** Opening EXERCISE DATA block **

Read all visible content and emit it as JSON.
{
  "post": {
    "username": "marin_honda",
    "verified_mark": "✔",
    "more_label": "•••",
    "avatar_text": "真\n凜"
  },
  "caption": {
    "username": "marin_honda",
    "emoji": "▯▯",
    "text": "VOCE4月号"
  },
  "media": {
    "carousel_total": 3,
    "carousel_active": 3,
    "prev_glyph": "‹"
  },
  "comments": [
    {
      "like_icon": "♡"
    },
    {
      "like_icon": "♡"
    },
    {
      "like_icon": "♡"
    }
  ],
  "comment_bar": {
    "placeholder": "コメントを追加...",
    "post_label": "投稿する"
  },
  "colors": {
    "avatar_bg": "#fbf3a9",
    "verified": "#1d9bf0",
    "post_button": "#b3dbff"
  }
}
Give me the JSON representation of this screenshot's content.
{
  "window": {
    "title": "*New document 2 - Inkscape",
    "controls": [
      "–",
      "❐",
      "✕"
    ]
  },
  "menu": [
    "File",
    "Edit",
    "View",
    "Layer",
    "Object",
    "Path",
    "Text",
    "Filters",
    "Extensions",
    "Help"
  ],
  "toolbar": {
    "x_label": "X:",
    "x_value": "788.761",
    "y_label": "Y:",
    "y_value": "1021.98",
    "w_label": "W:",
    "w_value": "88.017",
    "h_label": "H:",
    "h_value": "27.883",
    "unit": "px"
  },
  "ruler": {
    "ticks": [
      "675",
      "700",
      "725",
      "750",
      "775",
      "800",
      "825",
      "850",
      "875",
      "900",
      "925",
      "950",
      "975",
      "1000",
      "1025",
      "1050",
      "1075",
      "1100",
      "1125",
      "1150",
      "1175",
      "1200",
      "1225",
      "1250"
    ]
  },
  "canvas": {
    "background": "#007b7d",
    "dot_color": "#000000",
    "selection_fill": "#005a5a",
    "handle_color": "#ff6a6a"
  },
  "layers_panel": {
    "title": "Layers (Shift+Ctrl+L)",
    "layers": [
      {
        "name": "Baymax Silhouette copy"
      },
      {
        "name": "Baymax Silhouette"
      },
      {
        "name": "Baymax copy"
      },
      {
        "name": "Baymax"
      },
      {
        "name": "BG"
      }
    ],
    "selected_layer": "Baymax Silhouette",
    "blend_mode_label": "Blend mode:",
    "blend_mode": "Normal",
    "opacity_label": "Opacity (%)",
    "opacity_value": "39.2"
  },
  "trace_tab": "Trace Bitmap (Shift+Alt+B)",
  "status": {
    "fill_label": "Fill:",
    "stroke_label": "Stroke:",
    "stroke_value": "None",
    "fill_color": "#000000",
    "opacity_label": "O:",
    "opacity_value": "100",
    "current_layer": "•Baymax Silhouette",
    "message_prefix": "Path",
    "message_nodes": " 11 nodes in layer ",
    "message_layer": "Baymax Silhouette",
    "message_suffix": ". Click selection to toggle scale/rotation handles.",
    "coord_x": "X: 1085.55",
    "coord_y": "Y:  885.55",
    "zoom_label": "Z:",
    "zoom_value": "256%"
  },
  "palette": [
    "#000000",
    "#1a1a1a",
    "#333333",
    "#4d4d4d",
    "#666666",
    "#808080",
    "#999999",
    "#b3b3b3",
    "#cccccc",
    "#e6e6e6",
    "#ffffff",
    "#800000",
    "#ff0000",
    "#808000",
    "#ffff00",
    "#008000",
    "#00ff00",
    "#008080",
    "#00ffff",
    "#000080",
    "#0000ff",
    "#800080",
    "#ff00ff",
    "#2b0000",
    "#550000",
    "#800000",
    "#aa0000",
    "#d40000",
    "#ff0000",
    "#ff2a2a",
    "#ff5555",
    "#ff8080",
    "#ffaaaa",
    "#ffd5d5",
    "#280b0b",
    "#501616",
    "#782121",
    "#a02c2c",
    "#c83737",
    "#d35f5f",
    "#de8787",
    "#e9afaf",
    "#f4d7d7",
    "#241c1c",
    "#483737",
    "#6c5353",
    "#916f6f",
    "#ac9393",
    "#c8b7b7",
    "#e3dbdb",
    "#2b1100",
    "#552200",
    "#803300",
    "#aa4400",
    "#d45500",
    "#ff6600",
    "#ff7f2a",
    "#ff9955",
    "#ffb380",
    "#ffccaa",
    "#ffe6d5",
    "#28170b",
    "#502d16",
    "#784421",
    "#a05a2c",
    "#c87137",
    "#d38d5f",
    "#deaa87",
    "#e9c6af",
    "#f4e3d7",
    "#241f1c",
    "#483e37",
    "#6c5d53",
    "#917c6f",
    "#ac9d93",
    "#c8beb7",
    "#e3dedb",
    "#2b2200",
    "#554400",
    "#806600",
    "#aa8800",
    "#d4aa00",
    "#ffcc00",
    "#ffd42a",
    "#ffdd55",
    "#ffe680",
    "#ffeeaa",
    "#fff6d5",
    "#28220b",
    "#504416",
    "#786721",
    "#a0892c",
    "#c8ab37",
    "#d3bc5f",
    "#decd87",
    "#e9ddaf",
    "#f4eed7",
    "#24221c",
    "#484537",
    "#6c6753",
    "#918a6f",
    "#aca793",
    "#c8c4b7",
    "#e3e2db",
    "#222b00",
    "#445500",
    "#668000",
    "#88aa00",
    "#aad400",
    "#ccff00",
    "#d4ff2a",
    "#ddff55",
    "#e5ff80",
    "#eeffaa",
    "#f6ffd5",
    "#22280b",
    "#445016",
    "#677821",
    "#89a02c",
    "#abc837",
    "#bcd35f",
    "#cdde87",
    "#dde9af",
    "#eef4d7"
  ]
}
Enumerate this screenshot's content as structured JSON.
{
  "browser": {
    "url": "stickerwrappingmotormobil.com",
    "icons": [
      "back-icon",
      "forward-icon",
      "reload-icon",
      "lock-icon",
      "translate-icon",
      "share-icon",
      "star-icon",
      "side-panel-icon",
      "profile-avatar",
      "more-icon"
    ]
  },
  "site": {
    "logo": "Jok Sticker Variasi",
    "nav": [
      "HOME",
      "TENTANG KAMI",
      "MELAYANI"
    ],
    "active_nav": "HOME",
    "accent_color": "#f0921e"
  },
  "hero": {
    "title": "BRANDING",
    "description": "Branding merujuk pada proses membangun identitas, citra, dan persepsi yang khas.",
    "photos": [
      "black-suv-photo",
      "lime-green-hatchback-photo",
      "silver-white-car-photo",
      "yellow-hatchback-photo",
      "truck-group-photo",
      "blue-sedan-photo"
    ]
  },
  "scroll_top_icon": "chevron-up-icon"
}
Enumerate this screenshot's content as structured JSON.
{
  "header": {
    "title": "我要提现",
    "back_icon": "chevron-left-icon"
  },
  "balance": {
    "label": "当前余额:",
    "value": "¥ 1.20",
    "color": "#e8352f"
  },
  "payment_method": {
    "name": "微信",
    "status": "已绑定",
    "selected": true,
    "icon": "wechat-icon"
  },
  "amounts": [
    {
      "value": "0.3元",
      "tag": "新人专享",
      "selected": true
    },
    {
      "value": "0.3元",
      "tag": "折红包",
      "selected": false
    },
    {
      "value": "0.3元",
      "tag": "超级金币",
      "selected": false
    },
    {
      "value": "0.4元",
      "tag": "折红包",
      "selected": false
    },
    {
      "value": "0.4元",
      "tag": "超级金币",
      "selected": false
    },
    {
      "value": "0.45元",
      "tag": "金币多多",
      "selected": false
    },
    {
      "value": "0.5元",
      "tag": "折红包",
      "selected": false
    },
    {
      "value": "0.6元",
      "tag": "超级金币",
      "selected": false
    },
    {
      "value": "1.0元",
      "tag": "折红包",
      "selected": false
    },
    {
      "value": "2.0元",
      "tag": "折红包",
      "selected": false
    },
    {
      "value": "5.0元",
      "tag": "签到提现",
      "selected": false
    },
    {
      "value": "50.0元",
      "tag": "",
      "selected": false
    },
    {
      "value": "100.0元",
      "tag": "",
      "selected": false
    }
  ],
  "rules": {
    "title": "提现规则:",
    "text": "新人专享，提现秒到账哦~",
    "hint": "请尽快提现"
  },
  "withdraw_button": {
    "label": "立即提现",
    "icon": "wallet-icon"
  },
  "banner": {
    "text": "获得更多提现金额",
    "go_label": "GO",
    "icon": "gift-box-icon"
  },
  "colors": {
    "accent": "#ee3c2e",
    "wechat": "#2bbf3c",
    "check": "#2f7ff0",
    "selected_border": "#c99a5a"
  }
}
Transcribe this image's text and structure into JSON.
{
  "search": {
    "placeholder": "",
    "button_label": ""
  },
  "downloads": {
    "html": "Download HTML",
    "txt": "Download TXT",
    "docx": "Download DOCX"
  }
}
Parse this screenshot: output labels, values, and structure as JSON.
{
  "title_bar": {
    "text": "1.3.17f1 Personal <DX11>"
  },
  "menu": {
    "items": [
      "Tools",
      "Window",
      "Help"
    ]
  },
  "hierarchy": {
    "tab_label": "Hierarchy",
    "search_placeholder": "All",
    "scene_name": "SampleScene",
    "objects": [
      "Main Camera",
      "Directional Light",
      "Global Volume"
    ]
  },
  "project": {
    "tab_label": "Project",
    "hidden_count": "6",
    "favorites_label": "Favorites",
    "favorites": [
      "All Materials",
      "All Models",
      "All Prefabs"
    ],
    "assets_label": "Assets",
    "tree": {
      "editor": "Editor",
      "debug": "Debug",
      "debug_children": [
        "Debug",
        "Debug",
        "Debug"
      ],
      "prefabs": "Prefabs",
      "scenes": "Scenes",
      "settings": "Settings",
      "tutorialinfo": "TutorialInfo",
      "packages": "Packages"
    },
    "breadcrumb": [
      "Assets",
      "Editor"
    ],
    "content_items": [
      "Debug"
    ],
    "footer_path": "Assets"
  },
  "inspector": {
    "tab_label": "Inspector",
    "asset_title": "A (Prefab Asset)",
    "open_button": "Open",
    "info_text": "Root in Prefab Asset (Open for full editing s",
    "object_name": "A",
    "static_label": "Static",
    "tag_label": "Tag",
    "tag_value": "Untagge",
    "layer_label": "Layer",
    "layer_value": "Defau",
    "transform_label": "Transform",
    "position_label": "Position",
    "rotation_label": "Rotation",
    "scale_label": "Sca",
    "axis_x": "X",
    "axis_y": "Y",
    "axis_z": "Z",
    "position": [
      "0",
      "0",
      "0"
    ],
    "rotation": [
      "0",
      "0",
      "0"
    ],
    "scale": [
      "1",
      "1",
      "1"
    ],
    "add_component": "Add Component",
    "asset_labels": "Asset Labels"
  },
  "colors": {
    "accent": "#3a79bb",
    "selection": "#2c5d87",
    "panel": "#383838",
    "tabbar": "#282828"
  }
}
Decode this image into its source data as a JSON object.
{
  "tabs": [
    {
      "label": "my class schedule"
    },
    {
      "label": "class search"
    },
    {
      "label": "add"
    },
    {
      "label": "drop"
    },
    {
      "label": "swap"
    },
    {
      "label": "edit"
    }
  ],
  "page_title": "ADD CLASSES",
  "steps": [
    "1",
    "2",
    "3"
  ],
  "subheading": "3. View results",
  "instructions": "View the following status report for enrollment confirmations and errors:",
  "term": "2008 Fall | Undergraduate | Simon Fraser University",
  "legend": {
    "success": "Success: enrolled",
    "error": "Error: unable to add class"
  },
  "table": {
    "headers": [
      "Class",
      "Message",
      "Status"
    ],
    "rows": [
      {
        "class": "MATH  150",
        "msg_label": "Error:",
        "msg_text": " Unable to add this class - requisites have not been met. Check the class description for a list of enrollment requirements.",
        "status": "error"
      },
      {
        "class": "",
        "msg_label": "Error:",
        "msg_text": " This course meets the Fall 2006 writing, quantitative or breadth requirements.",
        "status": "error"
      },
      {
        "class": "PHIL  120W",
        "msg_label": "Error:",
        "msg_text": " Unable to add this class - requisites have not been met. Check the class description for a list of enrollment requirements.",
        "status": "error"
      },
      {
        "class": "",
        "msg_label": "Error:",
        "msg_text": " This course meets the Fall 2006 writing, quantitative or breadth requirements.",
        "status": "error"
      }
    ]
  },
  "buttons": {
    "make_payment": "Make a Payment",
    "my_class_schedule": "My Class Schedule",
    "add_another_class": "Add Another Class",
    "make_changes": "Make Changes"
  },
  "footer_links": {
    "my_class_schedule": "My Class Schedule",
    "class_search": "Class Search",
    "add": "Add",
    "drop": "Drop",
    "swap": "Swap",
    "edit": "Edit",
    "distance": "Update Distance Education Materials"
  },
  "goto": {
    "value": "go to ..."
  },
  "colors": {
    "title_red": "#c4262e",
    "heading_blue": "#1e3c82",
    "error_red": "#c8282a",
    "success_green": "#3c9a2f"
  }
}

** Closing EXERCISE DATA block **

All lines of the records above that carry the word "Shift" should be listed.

YOUR RESPONSE:
    "title": "Layers (Shift+Ctrl+L)",
  "trace_tab": "Trace Bitmap (Shift+Alt+B)",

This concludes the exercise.